§ **Your task**
The answer must consist of every line from the entries that holds the word "Central".

§ **Input**
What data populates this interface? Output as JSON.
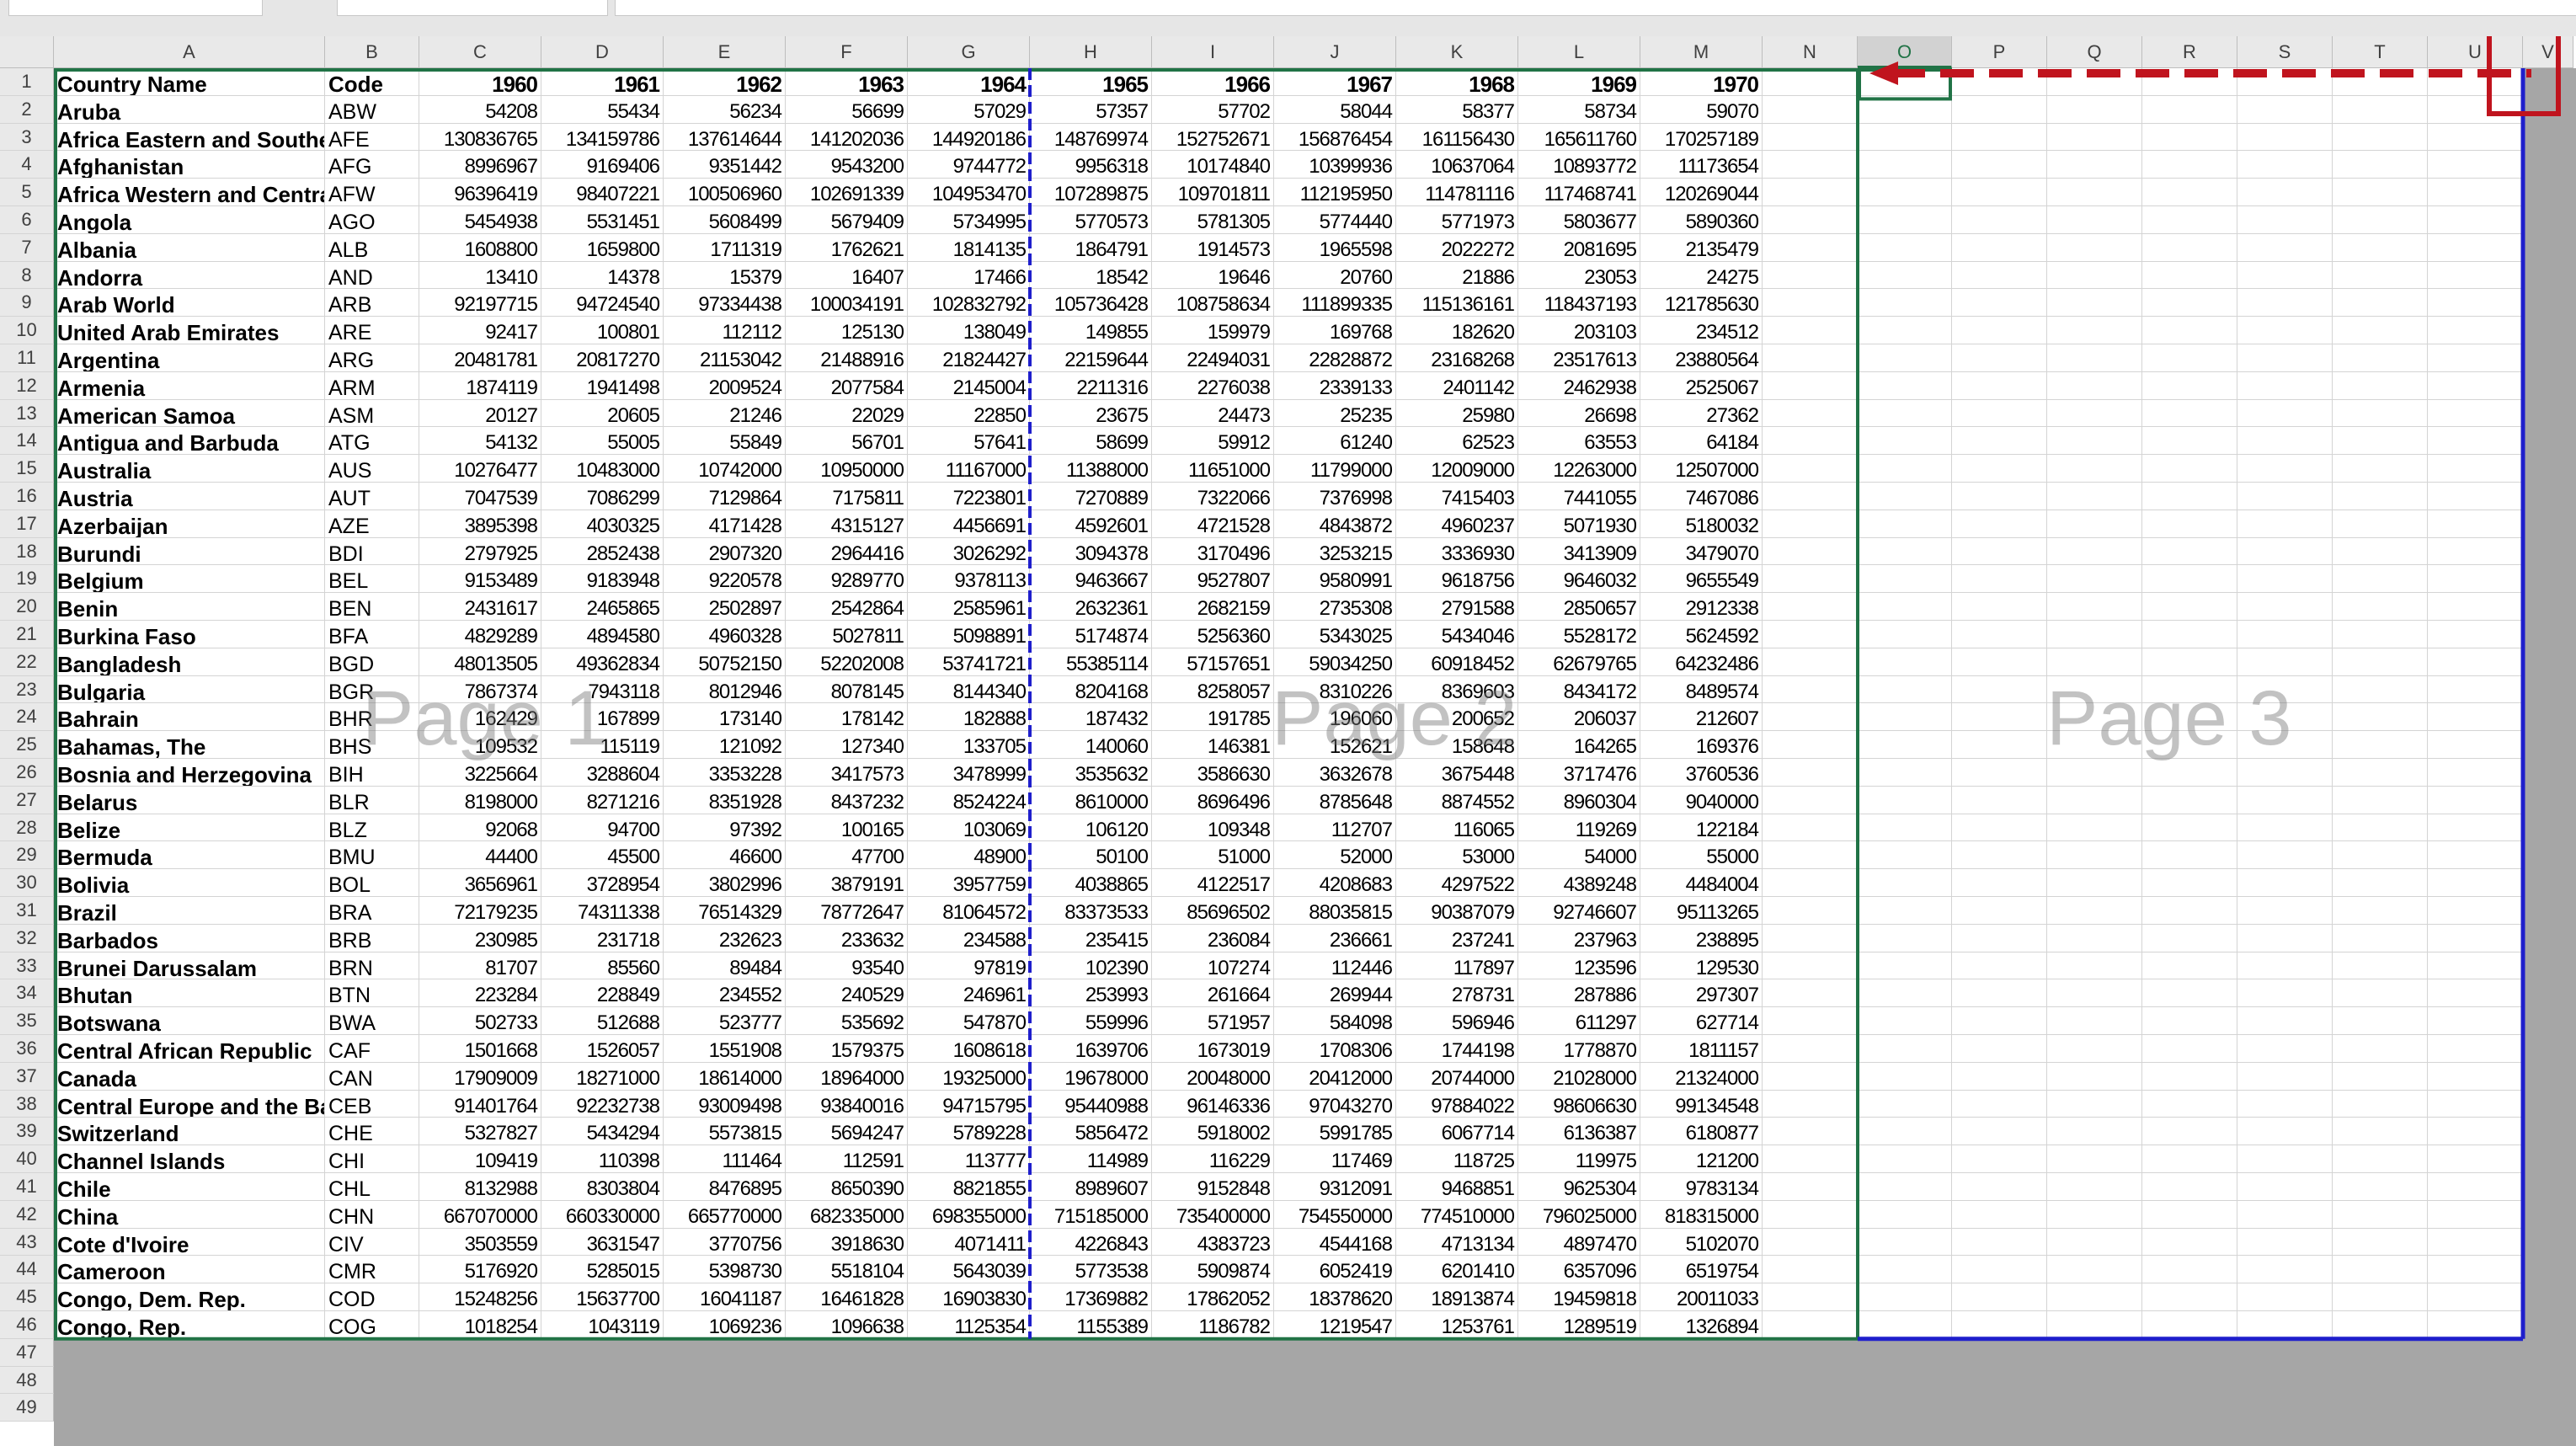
{
  "columns": [
    "A",
    "B",
    "C",
    "D",
    "E",
    "F",
    "G",
    "H",
    "I",
    "J",
    "K",
    "L",
    "M",
    "N",
    "O",
    "P",
    "Q",
    "R",
    "S",
    "T",
    "U",
    "V"
  ],
  "selected_column": "O",
  "row_numbers": [
    "1",
    "2",
    "3",
    "4",
    "5",
    "6",
    "7",
    "8",
    "9",
    "10",
    "11",
    "12",
    "13",
    "14",
    "15",
    "16",
    "17",
    "18",
    "19",
    "20",
    "21",
    "22",
    "23",
    "24",
    "25",
    "26",
    "27",
    "28",
    "29",
    "30",
    "31",
    "32",
    "33",
    "34",
    "35",
    "36",
    "37",
    "38",
    "39",
    "40",
    "41",
    "42",
    "43",
    "44",
    "45",
    "46",
    "47",
    "48",
    "49"
  ],
  "header_row": [
    "Country Name",
    "Code",
    "1960",
    "1961",
    "1962",
    "1963",
    "1964",
    "1965",
    "1966",
    "1967",
    "1968",
    "1969",
    "1970"
  ],
  "rows": [
    [
      "Aruba",
      "ABW",
      "54208",
      "55434",
      "56234",
      "56699",
      "57029",
      "57357",
      "57702",
      "58044",
      "58377",
      "58734",
      "59070"
    ],
    [
      "Africa Eastern and Southern",
      "AFE",
      "130836765",
      "134159786",
      "137614644",
      "141202036",
      "144920186",
      "148769974",
      "152752671",
      "156876454",
      "161156430",
      "165611760",
      "170257189"
    ],
    [
      "Afghanistan",
      "AFG",
      "8996967",
      "9169406",
      "9351442",
      "9543200",
      "9744772",
      "9956318",
      "10174840",
      "10399936",
      "10637064",
      "10893772",
      "11173654"
    ],
    [
      "Africa Western and Central",
      "AFW",
      "96396419",
      "98407221",
      "100506960",
      "102691339",
      "104953470",
      "107289875",
      "109701811",
      "112195950",
      "114781116",
      "117468741",
      "120269044"
    ],
    [
      "Angola",
      "AGO",
      "5454938",
      "5531451",
      "5608499",
      "5679409",
      "5734995",
      "5770573",
      "5781305",
      "5774440",
      "5771973",
      "5803677",
      "5890360"
    ],
    [
      "Albania",
      "ALB",
      "1608800",
      "1659800",
      "1711319",
      "1762621",
      "1814135",
      "1864791",
      "1914573",
      "1965598",
      "2022272",
      "2081695",
      "2135479"
    ],
    [
      "Andorra",
      "AND",
      "13410",
      "14378",
      "15379",
      "16407",
      "17466",
      "18542",
      "19646",
      "20760",
      "21886",
      "23053",
      "24275"
    ],
    [
      "Arab World",
      "ARB",
      "92197715",
      "94724540",
      "97334438",
      "100034191",
      "102832792",
      "105736428",
      "108758634",
      "111899335",
      "115136161",
      "118437193",
      "121785630"
    ],
    [
      "United Arab Emirates",
      "ARE",
      "92417",
      "100801",
      "112112",
      "125130",
      "138049",
      "149855",
      "159979",
      "169768",
      "182620",
      "203103",
      "234512"
    ],
    [
      "Argentina",
      "ARG",
      "20481781",
      "20817270",
      "21153042",
      "21488916",
      "21824427",
      "22159644",
      "22494031",
      "22828872",
      "23168268",
      "23517613",
      "23880564"
    ],
    [
      "Armenia",
      "ARM",
      "1874119",
      "1941498",
      "2009524",
      "2077584",
      "2145004",
      "2211316",
      "2276038",
      "2339133",
      "2401142",
      "2462938",
      "2525067"
    ],
    [
      "American Samoa",
      "ASM",
      "20127",
      "20605",
      "21246",
      "22029",
      "22850",
      "23675",
      "24473",
      "25235",
      "25980",
      "26698",
      "27362"
    ],
    [
      "Antigua and Barbuda",
      "ATG",
      "54132",
      "55005",
      "55849",
      "56701",
      "57641",
      "58699",
      "59912",
      "61240",
      "62523",
      "63553",
      "64184"
    ],
    [
      "Australia",
      "AUS",
      "10276477",
      "10483000",
      "10742000",
      "10950000",
      "11167000",
      "11388000",
      "11651000",
      "11799000",
      "12009000",
      "12263000",
      "12507000"
    ],
    [
      "Austria",
      "AUT",
      "7047539",
      "7086299",
      "7129864",
      "7175811",
      "7223801",
      "7270889",
      "7322066",
      "7376998",
      "7415403",
      "7441055",
      "7467086"
    ],
    [
      "Azerbaijan",
      "AZE",
      "3895398",
      "4030325",
      "4171428",
      "4315127",
      "4456691",
      "4592601",
      "4721528",
      "4843872",
      "4960237",
      "5071930",
      "5180032"
    ],
    [
      "Burundi",
      "BDI",
      "2797925",
      "2852438",
      "2907320",
      "2964416",
      "3026292",
      "3094378",
      "3170496",
      "3253215",
      "3336930",
      "3413909",
      "3479070"
    ],
    [
      "Belgium",
      "BEL",
      "9153489",
      "9183948",
      "9220578",
      "9289770",
      "9378113",
      "9463667",
      "9527807",
      "9580991",
      "9618756",
      "9646032",
      "9655549"
    ],
    [
      "Benin",
      "BEN",
      "2431617",
      "2465865",
      "2502897",
      "2542864",
      "2585961",
      "2632361",
      "2682159",
      "2735308",
      "2791588",
      "2850657",
      "2912338"
    ],
    [
      "Burkina Faso",
      "BFA",
      "4829289",
      "4894580",
      "4960328",
      "5027811",
      "5098891",
      "5174874",
      "5256360",
      "5343025",
      "5434046",
      "5528172",
      "5624592"
    ],
    [
      "Bangladesh",
      "BGD",
      "48013505",
      "49362834",
      "50752150",
      "52202008",
      "53741721",
      "55385114",
      "57157651",
      "59034250",
      "60918452",
      "62679765",
      "64232486"
    ],
    [
      "Bulgaria",
      "BGR",
      "7867374",
      "7943118",
      "8012946",
      "8078145",
      "8144340",
      "8204168",
      "8258057",
      "8310226",
      "8369603",
      "8434172",
      "8489574"
    ],
    [
      "Bahrain",
      "BHR",
      "162429",
      "167899",
      "173140",
      "178142",
      "182888",
      "187432",
      "191785",
      "196060",
      "200652",
      "206037",
      "212607"
    ],
    [
      "Bahamas, The",
      "BHS",
      "109532",
      "115119",
      "121092",
      "127340",
      "133705",
      "140060",
      "146381",
      "152621",
      "158648",
      "164265",
      "169376"
    ],
    [
      "Bosnia and Herzegovina",
      "BIH",
      "3225664",
      "3288604",
      "3353228",
      "3417573",
      "3478999",
      "3535632",
      "3586630",
      "3632678",
      "3675448",
      "3717476",
      "3760536"
    ],
    [
      "Belarus",
      "BLR",
      "8198000",
      "8271216",
      "8351928",
      "8437232",
      "8524224",
      "8610000",
      "8696496",
      "8785648",
      "8874552",
      "8960304",
      "9040000"
    ],
    [
      "Belize",
      "BLZ",
      "92068",
      "94700",
      "97392",
      "100165",
      "103069",
      "106120",
      "109348",
      "112707",
      "116065",
      "119269",
      "122184"
    ],
    [
      "Bermuda",
      "BMU",
      "44400",
      "45500",
      "46600",
      "47700",
      "48900",
      "50100",
      "51000",
      "52000",
      "53000",
      "54000",
      "55000"
    ],
    [
      "Bolivia",
      "BOL",
      "3656961",
      "3728954",
      "3802996",
      "3879191",
      "3957759",
      "4038865",
      "4122517",
      "4208683",
      "4297522",
      "4389248",
      "4484004"
    ],
    [
      "Brazil",
      "BRA",
      "72179235",
      "74311338",
      "76514329",
      "78772647",
      "81064572",
      "83373533",
      "85696502",
      "88035815",
      "90387079",
      "92746607",
      "95113265"
    ],
    [
      "Barbados",
      "BRB",
      "230985",
      "231718",
      "232623",
      "233632",
      "234588",
      "235415",
      "236084",
      "236661",
      "237241",
      "237963",
      "238895"
    ],
    [
      "Brunei Darussalam",
      "BRN",
      "81707",
      "85560",
      "89484",
      "93540",
      "97819",
      "102390",
      "107274",
      "112446",
      "117897",
      "123596",
      "129530"
    ],
    [
      "Bhutan",
      "BTN",
      "223284",
      "228849",
      "234552",
      "240529",
      "246961",
      "253993",
      "261664",
      "269944",
      "278731",
      "287886",
      "297307"
    ],
    [
      "Botswana",
      "BWA",
      "502733",
      "512688",
      "523777",
      "535692",
      "547870",
      "559996",
      "571957",
      "584098",
      "596946",
      "611297",
      "627714"
    ],
    [
      "Central African Republic",
      "CAF",
      "1501668",
      "1526057",
      "1551908",
      "1579375",
      "1608618",
      "1639706",
      "1673019",
      "1708306",
      "1744198",
      "1778870",
      "1811157"
    ],
    [
      "Canada",
      "CAN",
      "17909009",
      "18271000",
      "18614000",
      "18964000",
      "19325000",
      "19678000",
      "20048000",
      "20412000",
      "20744000",
      "21028000",
      "21324000"
    ],
    [
      "Central Europe and the Baltics",
      "CEB",
      "91401764",
      "92232738",
      "93009498",
      "93840016",
      "94715795",
      "95440988",
      "96146336",
      "97043270",
      "97884022",
      "98606630",
      "99134548"
    ],
    [
      "Switzerland",
      "CHE",
      "5327827",
      "5434294",
      "5573815",
      "5694247",
      "5789228",
      "5856472",
      "5918002",
      "5991785",
      "6067714",
      "6136387",
      "6180877"
    ],
    [
      "Channel Islands",
      "CHI",
      "109419",
      "110398",
      "111464",
      "112591",
      "113777",
      "114989",
      "116229",
      "117469",
      "118725",
      "119975",
      "121200"
    ],
    [
      "Chile",
      "CHL",
      "8132988",
      "8303804",
      "8476895",
      "8650390",
      "8821855",
      "8989607",
      "9152848",
      "9312091",
      "9468851",
      "9625304",
      "9783134"
    ],
    [
      "China",
      "CHN",
      "667070000",
      "660330000",
      "665770000",
      "682335000",
      "698355000",
      "715185000",
      "735400000",
      "754550000",
      "774510000",
      "796025000",
      "818315000"
    ],
    [
      "Cote d'Ivoire",
      "CIV",
      "3503559",
      "3631547",
      "3770756",
      "3918630",
      "4071411",
      "4226843",
      "4383723",
      "4544168",
      "4713134",
      "4897470",
      "5102070"
    ],
    [
      "Cameroon",
      "CMR",
      "5176920",
      "5285015",
      "5398730",
      "5518104",
      "5643039",
      "5773538",
      "5909874",
      "6052419",
      "6201410",
      "6357096",
      "6519754"
    ],
    [
      "Congo, Dem. Rep.",
      "COD",
      "15248256",
      "15637700",
      "16041187",
      "16461828",
      "16903830",
      "17369882",
      "17862052",
      "18378620",
      "18913874",
      "19459818",
      "20011033"
    ],
    [
      "Congo, Rep.",
      "COG",
      "1018254",
      "1043119",
      "1069236",
      "1096638",
      "1125354",
      "1155389",
      "1186782",
      "1219547",
      "1253761",
      "1289519",
      "1326894"
    ]
  ],
  "page_labels": [
    "Page 1",
    "Page 2",
    "Page 3"
  ],
  "colors": {
    "accent_green": "#217346",
    "page_break_blue": "#1f1fcc",
    "arrow_red": "#c0141e"
  }
}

§ **Answer below**
      "Africa Western and Central",
      "Central African Republic",
      "Central Europe and the Baltics",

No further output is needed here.